If you notice that you are gradually getting more short of breath, it is wise to see your doctor. Anyone over 35 who smokes should have a lung check for COPD, especially if they cough, bring up mucus on most days or are short of breath compared with others the same age.
First your doctor is likely to take a medical history and ask you some questions, such as whether you smoke, if you have any allergies, and what sort of environment you work in.
After talking to you, your doctor may examine you and listen to your chest.
Finally a breathing test called spirometry is used. This involves breathing into a small machine called a spirometer, which shows whether you have COPD, and if so, how bad it is. It can also help distinguish between COPD and some other conditions such as asthma. Some people may also need an x-ray of their chest or other tests.
If you are in the earliest stages of COPD, you may not have any symptoms. When symptoms do appear, they may include:
- feeling breathless
- a new or persistent cough

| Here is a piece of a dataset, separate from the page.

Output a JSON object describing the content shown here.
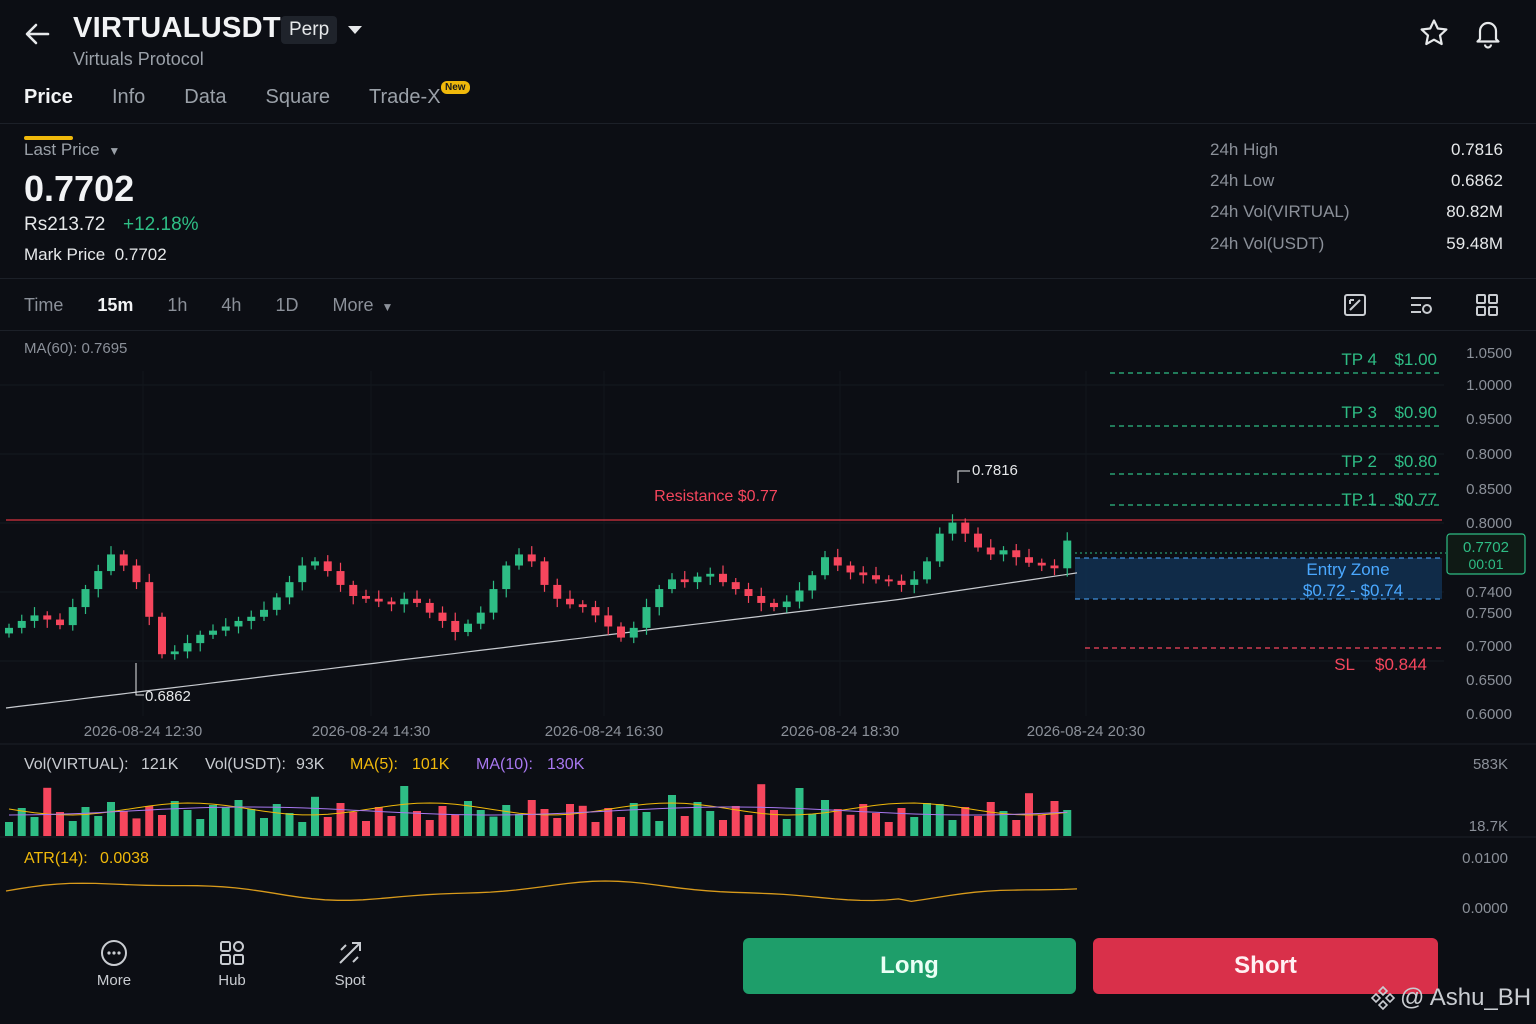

- producing a lot of phlegm (mucus), which is swallowed or coughed up.
Wheezing and chest tightness are also common symptoms.
COPD symptoms are very similar to asthma symptoms. COPD symptoms usually appear after 50, don’t respond well to medication, and they gradually get worse. Most people with COPD have been smokers. With asthma, people usually also have allergic conditions like hay fever. Their symptoms may flare up but they go back to normal with medication.
There is no cure for COPD, but it can be managed. There are several different treatments that can help manage COPD, including:
- quitting smoking, if you are a smoker (ask your doctor for help with this)
- having ‘pulmonary rehabilitation’ (an exercise program to help you breathe and function easier)
- getting regular exercise
- eating a healthy diet
- taking medications to help you breathe easier (these are usually inhaled, and either work to open up the airways, or reduce inflammation inside them)
- having an annual influenza vaccination and a possible one-off pneumococcal vaccine
- acting quickly if your symptoms flare-up (consult your doctor about the best way to do this)
- having oxygen at home, if you have severe COPD.
There are ways to help you learn how to cope with everyday tasks despite feeling breathless.
COPD can lead to a range of complications, including:
- susceptibility to respiratory infections, such as colds, the flu and pneumonia
- high pressure in the blood vessels to your lungs (known as pulmonary hypertension)
- an increased risk of heart disease
- lung cancer (for smokers)
- frequent visits to hospital
- a reduced quality of life.
Where can I find out more about COPD?
To learn more about COPD, follow the links below to trusted information or visit the Lung Foundation website.
Last reviewed: April 2017